Each record that follows is to be duplicated exactly, though its pictures are not.

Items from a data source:
* * * * *

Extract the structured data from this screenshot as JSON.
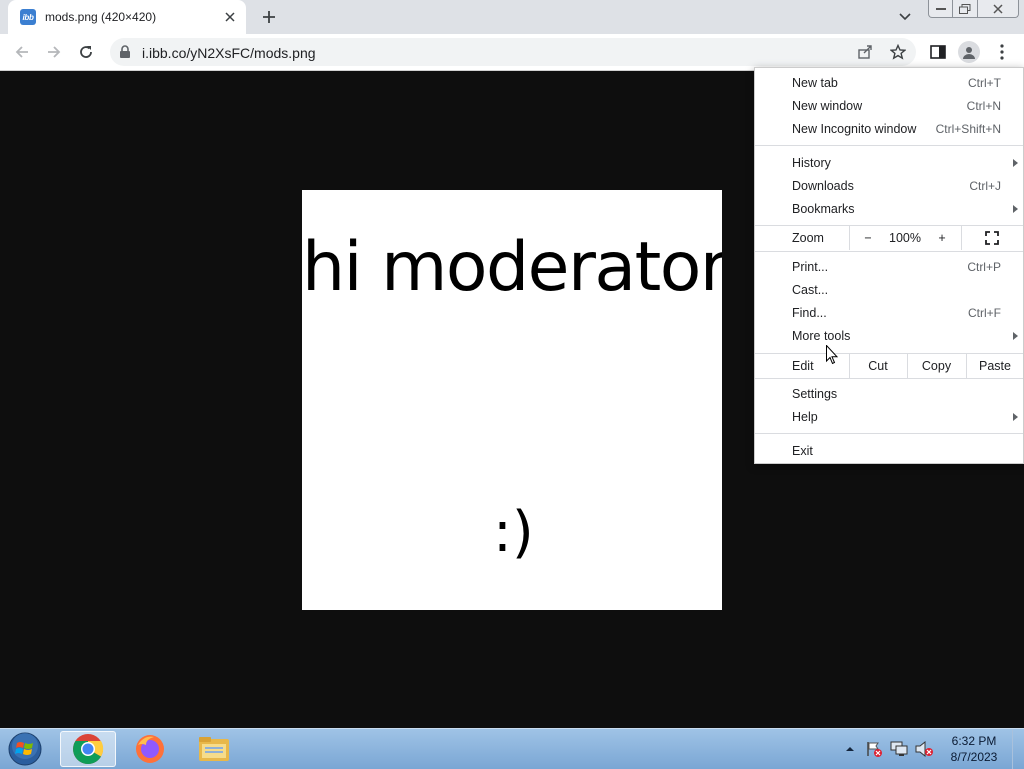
{
  "browser": {
    "tab": {
      "title": "mods.png (420×420)",
      "favicon_text": "ibb"
    },
    "url": "i.ibb.co/yN2XsFC/mods.png",
    "icons": {
      "back": "back-arrow-icon",
      "forward": "forward-arrow-icon",
      "reload": "reload-icon",
      "lock": "lock-icon",
      "share": "share-icon",
      "bookmark": "star-icon",
      "side_panel": "side-panel-icon",
      "profile": "profile-icon",
      "menu": "kebab-menu-icon"
    }
  },
  "image": {
    "line1": "hi moderators",
    "line2": ":)"
  },
  "menu": {
    "items": [
      {
        "label": "New tab",
        "shortcut": "Ctrl+T"
      },
      {
        "label": "New window",
        "shortcut": "Ctrl+N"
      },
      {
        "label": "New Incognito window",
        "shortcut": "Ctrl+Shift+N"
      },
      {
        "label": "History",
        "shortcut": ""
      },
      {
        "label": "Downloads",
        "shortcut": "Ctrl+J"
      },
      {
        "label": "Bookmarks",
        "shortcut": ""
      },
      {
        "label": "Print...",
        "shortcut": "Ctrl+P"
      },
      {
        "label": "Cast...",
        "shortcut": ""
      },
      {
        "label": "Find...",
        "shortcut": "Ctrl+F"
      },
      {
        "label": "More tools",
        "shortcut": ""
      },
      {
        "label": "Settings",
        "shortcut": ""
      },
      {
        "label": "Help",
        "shortcut": ""
      },
      {
        "label": "Exit",
        "shortcut": ""
      }
    ],
    "zoom": {
      "label": "Zoom",
      "minus": "−",
      "value": "100%",
      "plus": "+"
    },
    "edit": {
      "label": "Edit",
      "cut": "Cut",
      "copy": "Copy",
      "paste": "Paste"
    }
  },
  "taskbar": {
    "apps": [
      "chrome-icon",
      "firefox-icon",
      "file-explorer-icon"
    ],
    "time": "6:32 PM",
    "date": "8/7/2023"
  },
  "colors": {
    "tabstrip": "#dee1e6",
    "viewport": "#0e0e0e",
    "taskbar": "#8db5de"
  }
}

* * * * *

Worked solution>
Extract the structured data from this screenshot as JSON.
{
  "browser": {
    "tab": {
      "title": "mods.png (420×420)",
      "favicon_text": "ibb"
    },
    "url": "i.ibb.co/yN2XsFC/mods.png",
    "icons": {
      "back": "back-arrow-icon",
      "forward": "forward-arrow-icon",
      "reload": "reload-icon",
      "lock": "lock-icon",
      "share": "share-icon",
      "bookmark": "star-icon",
      "side_panel": "side-panel-icon",
      "profile": "profile-icon",
      "menu": "kebab-menu-icon"
    }
  },
  "image": {
    "line1": "hi moderators",
    "line2": ":)"
  },
  "menu": {
    "items": [
      {
        "label": "New tab",
        "shortcut": "Ctrl+T"
      },
      {
        "label": "New window",
        "shortcut": "Ctrl+N"
      },
      {
        "label": "New Incognito window",
        "shortcut": "Ctrl+Shift+N"
      },
      {
        "label": "History",
        "shortcut": ""
      },
      {
        "label": "Downloads",
        "shortcut": "Ctrl+J"
      },
      {
        "label": "Bookmarks",
        "shortcut": ""
      },
      {
        "label": "Print...",
        "shortcut": "Ctrl+P"
      },
      {
        "label": "Cast...",
        "shortcut": ""
      },
      {
        "label": "Find...",
        "shortcut": "Ctrl+F"
      },
      {
        "label": "More tools",
        "shortcut": ""
      },
      {
        "label": "Settings",
        "shortcut": ""
      },
      {
        "label": "Help",
        "shortcut": ""
      },
      {
        "label": "Exit",
        "shortcut": ""
      }
    ],
    "zoom": {
      "label": "Zoom",
      "minus": "−",
      "value": "100%",
      "plus": "+"
    },
    "edit": {
      "label": "Edit",
      "cut": "Cut",
      "copy": "Copy",
      "paste": "Paste"
    }
  },
  "taskbar": {
    "apps": [
      "chrome-icon",
      "firefox-icon",
      "file-explorer-icon"
    ],
    "time": "6:32 PM",
    "date": "8/7/2023"
  },
  "colors": {
    "tabstrip": "#dee1e6",
    "viewport": "#0e0e0e",
    "taskbar": "#8db5de"
  }
}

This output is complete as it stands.